The captain informed him he would be receiving the Silver Star the following day. Brother Martin said there had been so much fighting and so many battles that he had forgotten his accomplishments from previous months.
The troop’s destination was the Pasig River. A few miles from the river, the unit was hit with an artillery shell. Several men were killed and many were wounded. The explosion was so close to Brother Martin that he says it felt like someone had picked him up and then slammed him down on the ground. It reminded him of his old wrestling days. He thinks he was in a slight state of shock as he looked around and saw some dead and other bodies bloody from their wounds. He was fortunate to only have a few scratches.
During our interview at the abbey, he spoke of receiving the Silver Star for his bravery in action. He said months had passed since he had taken over the BAR on Negros Island. One particular day, his captain told him, “You better dress up tomorrow,” and his response was “Why?” The captain informed him he would be receiving the Silver Star the following day. Brother Martin said there had been so much fighting and so many battles that he had forgotten his accomplishments from previous months.
The American troops continued fighting throughout the Philippines. He says at times the Japanese had hidden their artillery in caves which kept them safe from American artillery. At one point, Brother Martin’s unit came upon a celebration in a small Filipino province that made him remember Logan Heights. The Latino community there celebrated May devotions by having a procession including young girls bringing flowers to the Blessed Mother. His mind went back to his beloved church Our Lady of Guadalupe and the many processions he had witnessed there.

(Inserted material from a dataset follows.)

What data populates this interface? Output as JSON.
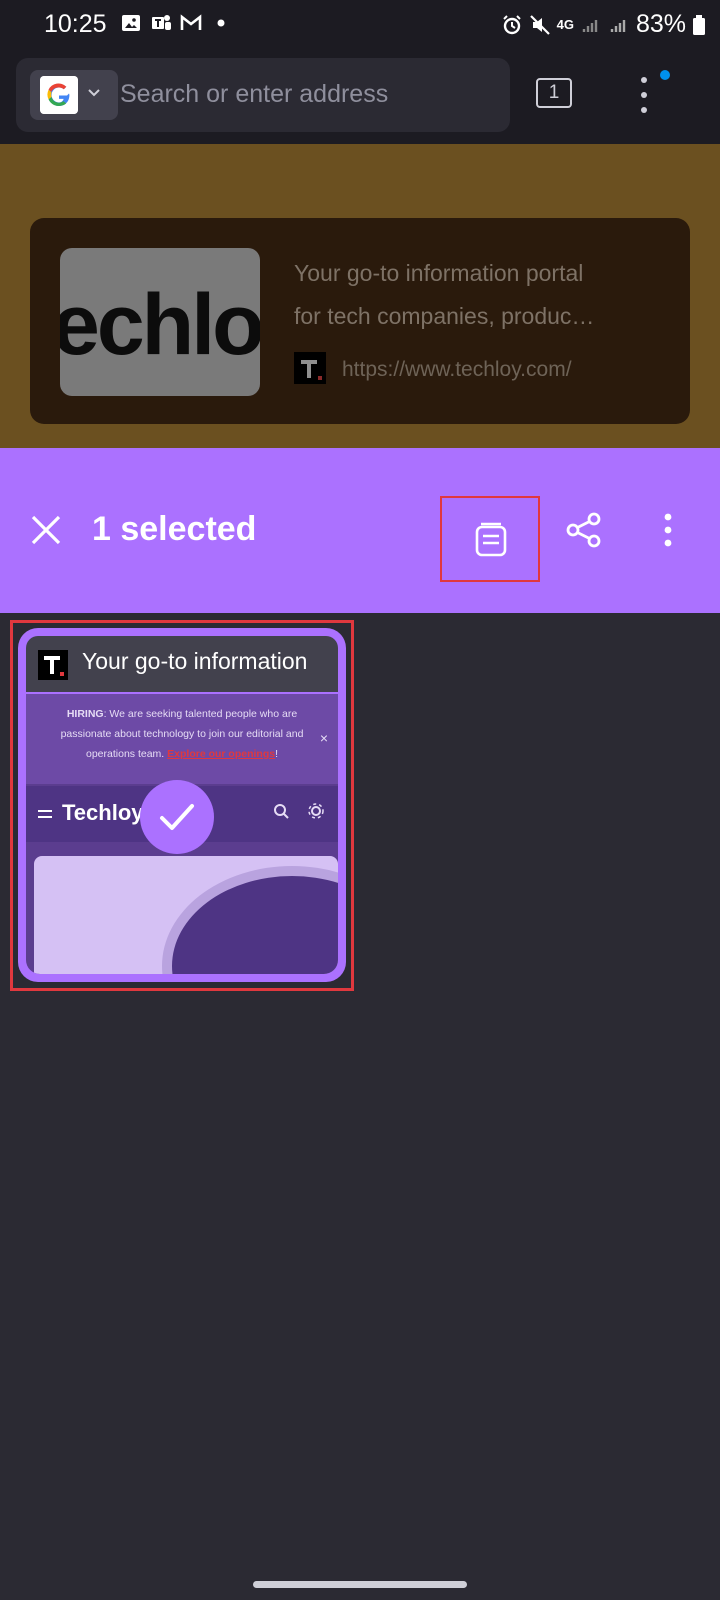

The division settled down in the town of Lucena, where they trained for an invasion of Japan. They prepared for what they believed would be the final battle of the Pacific war. Brother Martin was scheduled to be on the first wave carrying a flamethrower. Morale was low as they hoped for the best and feared the worst.
Brother Martin says that after seeing the innocent faces of the Japanese children, he knew he hated war. Like most Americans, he believed World War II was the war to end all wars.
Then, on August 15, 1945, he heard on the radio that the Japanese had surrendered. Brother Martin describes this as the happiest day of his life. Soon after, he was sent to Japan. The morning that General MacArthur was aboard the U.S.S. Missouri receiving the signed surrender papers, Brother Martin was present. There was an air show, and he says that even today he gets goose pimples remembering the many planes that he saw in the air.
When they unloaded in Yokohama, the American troops marched to the U.S. Embassy. On their march they saw Japanese soldiers lining both sides of the street. The soldiers carried swords and stood at parade rest, their eyes cast downward. He describes it as an awful moment filled with sorrow and joy. The sorrow came from the Japanese for their loss and the joy came from the Americans for their victory. Brother Martin says that after seeing the innocent faces of the Japanese children, he knew he hated war. Like most Americans, he believed World War II was the war to end all wars. Today he speaks of the sadness he feels when he sees all the fighting and wars all over the world.
After remaining in Japan for a month, he was fortunate enough to be part of the first group from the division to return home. Friends that had shared foxholes, meals, and victories with him were now going their separate ways. He and Fred Simons said goodbye in San Francisco. Neither of them knew it would be more than fifty years before they saw each other again. In 1998, Mr. Simon and his wife came to the abbey to celebrate its 50th anniversary.
Editor note: Tomorrow, Part 3 of Brother Martin’s Journey: After the War, the War Within